Los Angeles Animal Services’ shelters across the city are at 203% capacity, meaning they don’t have enough space to house all of their dogs.

There are about 1,500 dogs spread across the six city-run shelters, but there is only room for about half. They tell NBC4 they are not euthanizing for space and urge people to help by fostering, adopting or volunteering.

Video taken at the Chesterfield Square South LA Animal Shelter by volunteers and rescue groups showed the overcrowded kennels and some dogs living in filthy conditions.

“Most of these dogs have been sitting in the house, and now they’re sitting in their own feces, along with other dogs, who may not be very friendly because there’s no space, and the amount of barking is such a stressful environment, it’s really terrible. says animal trainer Mia Gyzander.

Mia Gyzander runs the animal rescue group Blue Man Dog and has teamed up with volunteers, rescuers and trainers to create Foster South LA to ease the pressure on overcrowded shelters. They’re specifically targeting Chesterfield Square, where Gyzander says there are more than 500 dogs but only room for 220.

“Adopting or fostering is the first thing we should do. Speak clearly, talk to other people and be aware of what is happening in our shelters today because this is a crisis,” Gyzander said.

Gyzander recently rescued an 11-month-old Malinois named Fergie from the South LA shelter to foster. Together with a team of volunteers, she visits the shelters every week to check on the animals and help where possible.

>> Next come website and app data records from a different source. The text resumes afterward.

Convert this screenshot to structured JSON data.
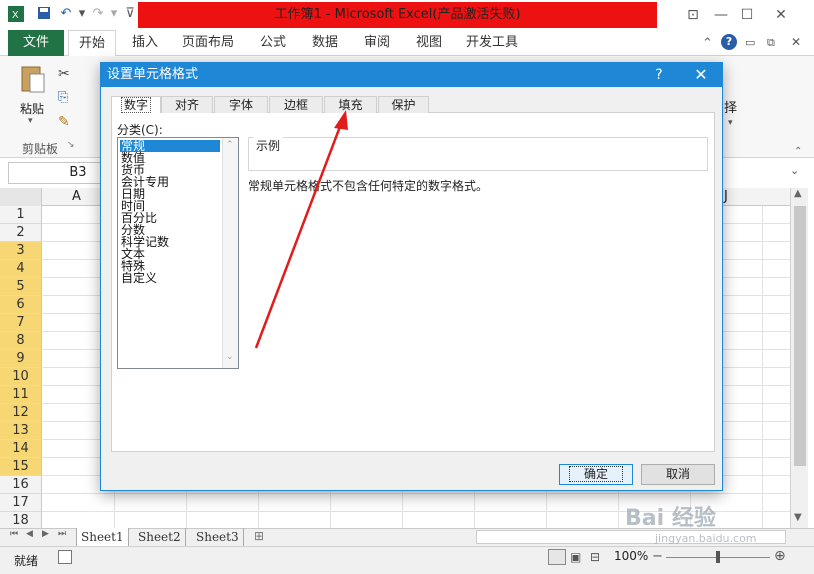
{
  "titlebar": {
    "title": "工作簿1 - Microsoft Excel(产品激活失败)",
    "minimize_icon": "minimize-icon",
    "restore_icon": "restore-icon",
    "close_icon": "close-icon"
  },
  "ribbon": {
    "tabs": [
      "文件",
      "开始",
      "插入",
      "页面布局",
      "公式",
      "数据",
      "审阅",
      "视图",
      "开发工具"
    ],
    "paste_label": "粘贴",
    "clipboard_label": "剪贴板",
    "right_label": "择"
  },
  "formula_bar": {
    "name_box": "B3"
  },
  "grid": {
    "columns": [
      "A",
      "J"
    ],
    "rows": [
      "1",
      "2",
      "3",
      "4",
      "5",
      "6",
      "7",
      "8",
      "9",
      "10",
      "11",
      "12",
      "13",
      "14",
      "15",
      "16",
      "17",
      "18"
    ],
    "selected_rows": [
      "3",
      "4",
      "5",
      "6",
      "7",
      "8",
      "9",
      "10",
      "11",
      "12",
      "13",
      "14",
      "15"
    ]
  },
  "sheet_tabs": [
    "Sheet1",
    "Sheet2",
    "Sheet3"
  ],
  "status_bar": {
    "mode": "就绪",
    "zoom": "100%"
  },
  "dialog": {
    "title": "设置单元格格式",
    "help": "?",
    "tabs": [
      "数字",
      "对齐",
      "字体",
      "边框",
      "填充",
      "保护"
    ],
    "active_tab": "数字",
    "category_label": "分类(C):",
    "categories": [
      "常规",
      "数值",
      "货币",
      "会计专用",
      "日期",
      "时间",
      "百分比",
      "分数",
      "科学记数",
      "文本",
      "特殊",
      "自定义"
    ],
    "selected_category": "常规",
    "sample_label": "示例",
    "description": "常规单元格格式不包含任何特定的数字格式。",
    "ok_label": "确定",
    "cancel_label": "取消"
  },
  "annotation": {
    "arrow_color": "#e21b1b"
  },
  "watermark": {
    "text": "Bai 经验",
    "sub": "jingyan.baidu.com"
  },
  "colors": {
    "excel_green": "#217346",
    "dialog_blue": "#1e88d6",
    "title_red": "#ee1111",
    "selected_row": "#f7d774"
  }
}
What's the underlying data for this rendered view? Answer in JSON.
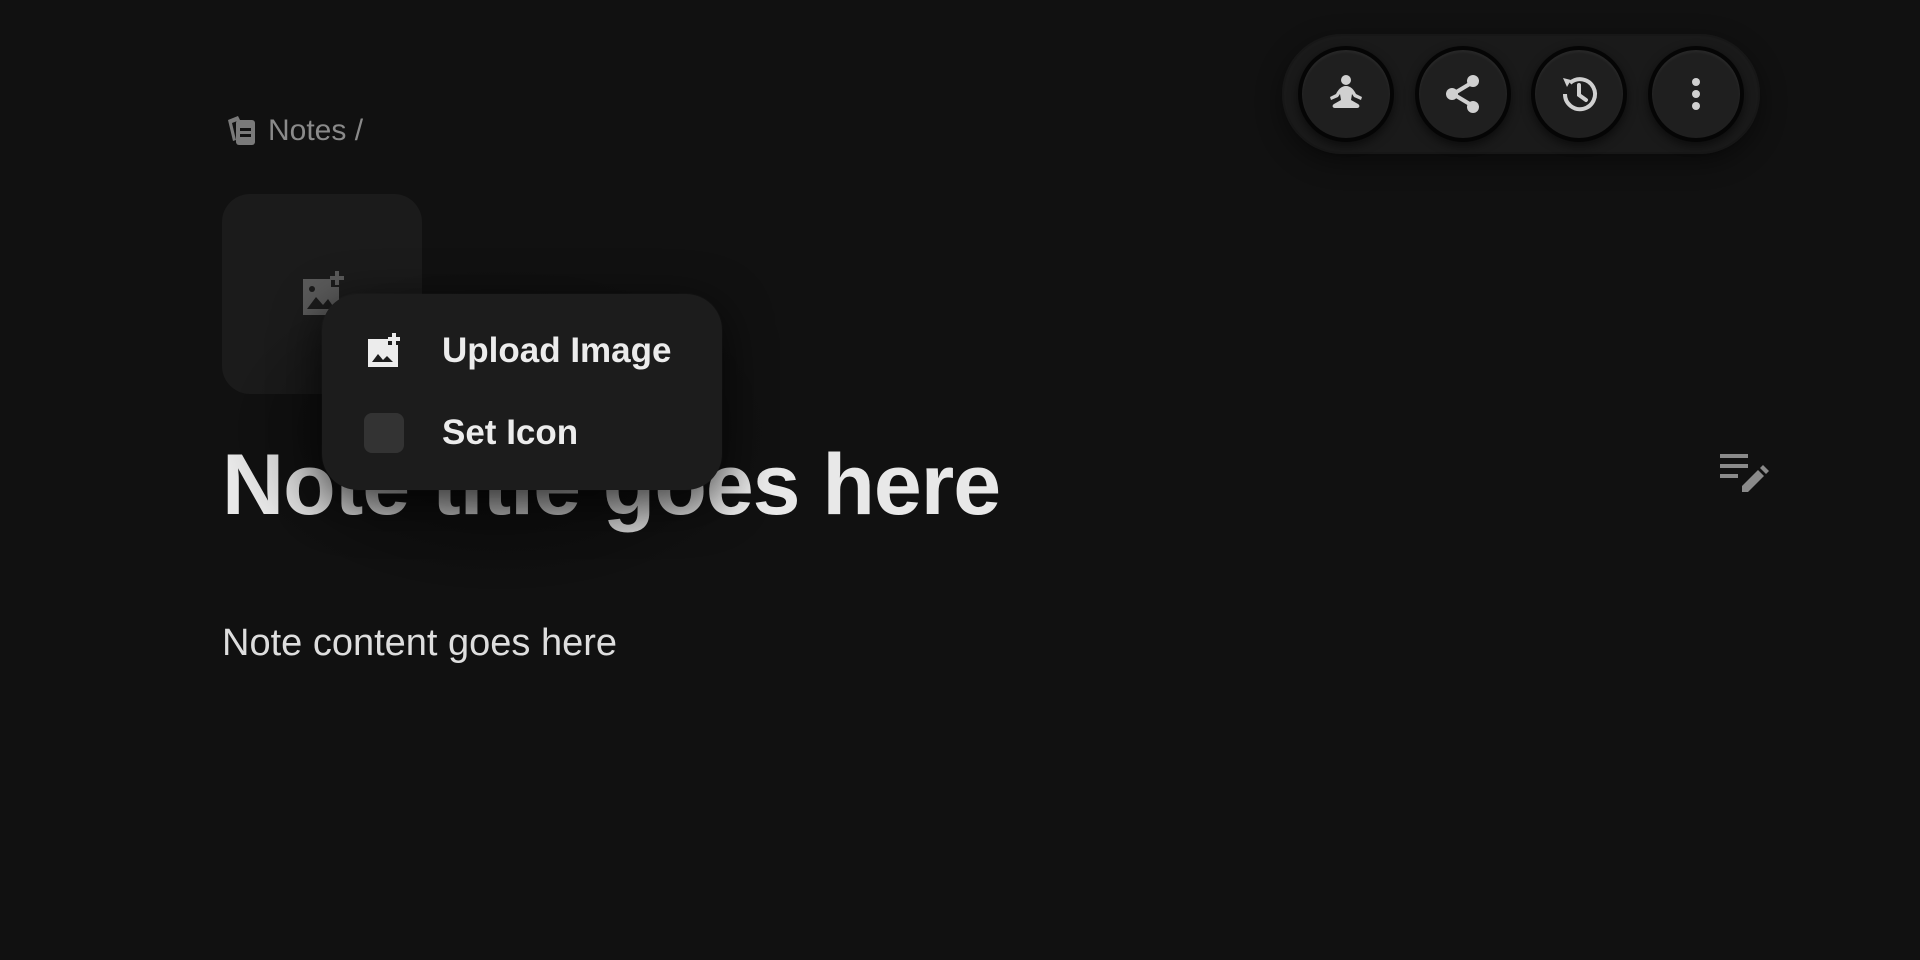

Currently, there are 104 dogs on LA Animal Services’ Red Alert List that will be euthanized between now and June 2. About half come from the South LA shelter, and many of these dogs are listed due to behavior or medical issues. Gyzander says the key is to reduce the number of dogs, because shelters don’t have the resources to tackle the problem.

“Because then the rescue groups, shelter staff and volunteers can focus on the more challenging dogs, as long as we have this extreme overcrowding. It’s like everyone is running around and you can’t even get to all the dogs, there are just too many,” said Gyzander.

Gyzander hopes to spread the message to get the help LA Animal Shelter so desperately needs.

“We really need people to get up and walk dogs. Because there is no space, so what are we going to do, unless we take dogs out to foster or adopt, this will not end,” said Gyzander.

LA Animal Services works with more than 300 rescue groups to help foster dogs. They tell NBC4 that 90% of dogs on the Red Alert List are typically rescued or adopted before being euthanized.

The dogs on the shelters’ Red Alert List can be found here.

To learn more about dogs available at LA Animal Services shelters, visit their website. For information on how to foster or adopt through the Blue Man Dog group, click here.